Video Mali Attempts to Shut Down Ebola Transmission Chain

Senegal and Nigeria were able to stop small Ebola outbreaks by closely monitoring those who had contact with the sick person and quickly isolating anyone with symptoms. Mali is now scrambling to do the same. VOA’s Anne Look reports from Mali on what the country is doing to shut down the chain of transmission.
Video

Video Ukraine Marks Anniversary of Deadly 1930s Famine

During a commemoration for millions who died of starvation in Ukraine in the early 1930s, President Petro Poroshenko lashed out at Soviet-era totalitarianism for causing the deaths and accused today’s Russian-backed rebels in the east of using similar tactics. VOA’s Daniel Shearf reports from Kyiv.
Video

Video Hong Kong Protests at a Crossroads

New public opinion polls in Hong Kong indicate declining support for pro-democracy demonstrations after weeks of street protests. VOA’s Bill Ide in Guangzhou and Pros Laput in Hong Kong spoke with protesters and observers about whether demonstrators have been too aggressive in pushing for change.
Video

Video US Immigration Relief Imminent for Mixed-Status Families

Tens of thousands of undocumented immigrants in the Washington, D.C., area may benefit from a controversial presidential order announced this week. It's not a path to citizenship, as some activists hoped. But it will allow more immigrants who arrived as children or who have citizen children, to avoid deportation and work legally. VOA's Victoria Macchi talks with one young man who benefited from an earlier presidential order, and whose parents may now benefit after years of living in fear.
Video

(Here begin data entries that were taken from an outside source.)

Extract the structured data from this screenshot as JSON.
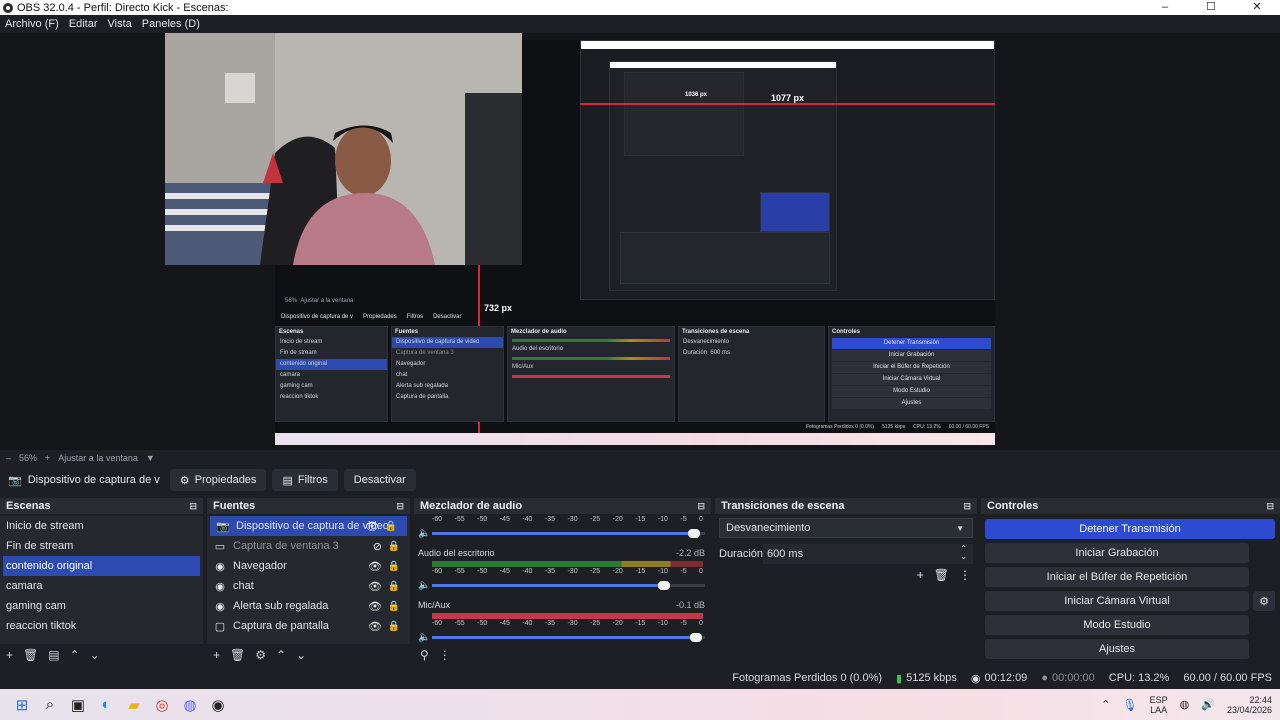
{
  "window": {
    "title": "OBS 32.0.4 - Perfil: Directo Kick - Escenas:",
    "minimize": "–",
    "maximize": "☐",
    "close": "✕"
  },
  "menu": [
    "Archivo (F)",
    "Editar",
    "Vista",
    "Paneles (D)"
  ],
  "preview": {
    "measure_h_label": "1077 px",
    "measure_v_label": "732 px",
    "inner_measure_label": "1036 px",
    "nested": {
      "toolbar_source": "Dispositivo de captura de v",
      "toolbar_props": "Propiedades",
      "toolbar_filters": "Filtros",
      "toolbar_deactivate": "Desactivar",
      "zoom": "56%",
      "fit": "Ajustar a la ventana",
      "scenes_hdr": "Escenas",
      "sources_hdr": "Fuentes",
      "mixer_hdr": "Mezclador de audio",
      "transitions_hdr": "Transiciones de escena",
      "controls_hdr": "Controles",
      "scenes": [
        "Inicio de stream",
        "Fin de stream",
        "contenido original",
        "camara",
        "gaming cam",
        "reaccion tiktok"
      ],
      "sources": [
        "Dispositivo de captura de video",
        "Captura de ventana 3",
        "Navegador",
        "chat",
        "Alerta sub regalada",
        "Captura de pantalla"
      ],
      "mixer_desktop": "Audio del escritorio",
      "mixer_mic": "Mic/Aux",
      "transition": "Desvanecimiento",
      "duration_label": "Duración",
      "duration": "600 ms",
      "controls": [
        "Detener Transmisión",
        "Iniciar Grabación",
        "Iniciar el Búfer de Repetición",
        "Iniciar Cámara Virtual",
        "Modo Estudio",
        "Ajustes"
      ],
      "status": "Fotogramas Perdidos 0 (0.0%)",
      "bitrate": "5125 kbps",
      "cpu": "CPU: 13.2%",
      "fps": "60.00 / 60.00 FPS"
    }
  },
  "zoombar": {
    "zoom_out": "–",
    "zoom": "56%",
    "zoom_in": "+",
    "fit": "Ajustar a la ventana"
  },
  "source_toolbar": {
    "source_name": "Dispositivo de captura de v",
    "properties": "Propiedades",
    "filters": "Filtros",
    "deactivate": "Desactivar"
  },
  "scenes": {
    "title": "Escenas",
    "items": [
      "Inicio de stream",
      "Fin de stream",
      "contenido original",
      "camara",
      "gaming cam",
      "reaccion tiktok"
    ],
    "selected_index": 2
  },
  "sources": {
    "title": "Fuentes",
    "items": [
      {
        "label": "Dispositivo de captura de video",
        "icon": "camera-icon"
      },
      {
        "label": "Captura de ventana 3",
        "icon": "window-icon"
      },
      {
        "label": "Navegador",
        "icon": "globe-icon"
      },
      {
        "label": "chat",
        "icon": "globe-icon"
      },
      {
        "label": "Alerta sub regalada",
        "icon": "globe-icon"
      },
      {
        "label": "Captura de pantalla",
        "icon": "monitor-icon"
      }
    ]
  },
  "mixer": {
    "title": "Mezclador de audio",
    "ticks": [
      "-60",
      "-55",
      "-50",
      "-45",
      "-40",
      "-35",
      "-30",
      "-25",
      "-20",
      "-15",
      "-10",
      "-5",
      "0"
    ],
    "channels": [
      {
        "name": "",
        "db": "",
        "volume": 0.98
      },
      {
        "name": "Audio del escritorio",
        "db": "-2.2 dB",
        "volume": 0.87
      },
      {
        "name": "Mic/Aux",
        "db": "-0.1 dB",
        "volume": 0.99
      }
    ]
  },
  "transitions": {
    "title": "Transiciones de escena",
    "selected": "Desvanecimiento",
    "duration_label": "Duración",
    "duration": "600 ms"
  },
  "controls": {
    "title": "Controles",
    "buttons": [
      "Detener Transmisión",
      "Iniciar Grabación",
      "Iniciar el Búfer de Repetición",
      "Iniciar Cámara Virtual",
      "Modo Estudio",
      "Ajustes"
    ]
  },
  "status": {
    "dropped": "Fotogramas Perdidos 0 (0.0%)",
    "bitrate": "5125 kbps",
    "stream_time": "00:12:09",
    "rec_time": "00:00:00",
    "cpu": "CPU: 13.2%",
    "fps": "60.00 / 60.00 FPS"
  },
  "taskbar": {
    "lang_top": "ESP",
    "lang_bottom": "LAA",
    "time": "22:44",
    "date": "23/04/2026"
  },
  "colors": {
    "accent_blue": "#2d4ab0",
    "stream_button": "#2c4bd0",
    "measure_red": "#d9263a"
  }
}
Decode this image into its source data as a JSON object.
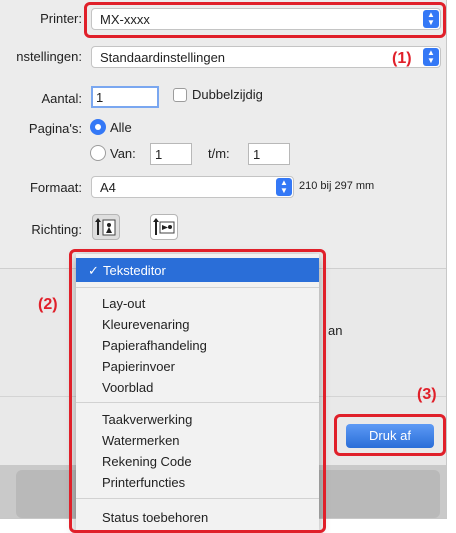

Video New Skateboard Defies Gravity

A futuristic dream only a couple of decades ago, the hoverboard – a skateboard that floats above the ground - has finally been made possible. While still not ready for mass production, it promises to become a cool mode of transport... at least over some surfaces. VOA’s George Putic reports.
Video

Video Falling Gas Prices Impact US Oil Extraction

With the price of oil now less than $80 a barrel, motorists throughout the United States are benefiting from gas prices below $3 a gallon. But as VOA’s Kane Farabaugh reports, the decreasing price of petroleum has a downside for the hydraulic fracturing industry in the United States.
Video

Video Tensions Build on Korean Peninsula Amid Military Drills

It has been another tense week on the Korean peninsula as Pyongyang threatened to again test nuclear weapons while the U.S. and South Korean forces held joint military exercises in a show of force. VOA’s Brian Padden reports from the Kunsan Air Base in South Korea.
Video

Video Mama Sarah Obama Honored at UN Women’s Entrepreneurship Day

President Barack Obama's step-grandmother is in the United States to raise money to build a $12 million school and hospital center in Kogelo, Kenya, the birthplace of the president's father, Barack Obama, Sr. She was honored for her decades of work to aid poor Kenyans at a Women's Entrepreneurship Day at the United Nations.
Video

Video Ebola Economic Toll Stirs W. Africa Food Security Concerns

The World Bank said Wednesday that it expects the economic impact of the Ebola outbreak on the sub-Saharan economy to cost somewhere betweenf $3 billion to $4 billion - well below a previously-outlined worst-case scenario of $32 billion. Some economists, however, paint a gloomier picture - warning that the disruption to regional markets and trading is considerable. Henry Ridgwell reports from London.
Video

Video Chaos, Abuse Defy Solution in Libya

The political and security crisis in Libya is deepening, with competing governments and, according to Amnesty International, widespread human rights violations committed with impunity. VOA’s Al Pessin reports from London.
Video

Video US Hosts Record 866,000 Foreign Students

Close to 900,000 international students are studying at American universities and colleges, more than ever before. About half of them come from Asia, mostly China. The United States hosts more foreign students than any other country in the world, and its foreign student population is steadily growing. Zlatica Hoke reports.

All About America

AppleAndroid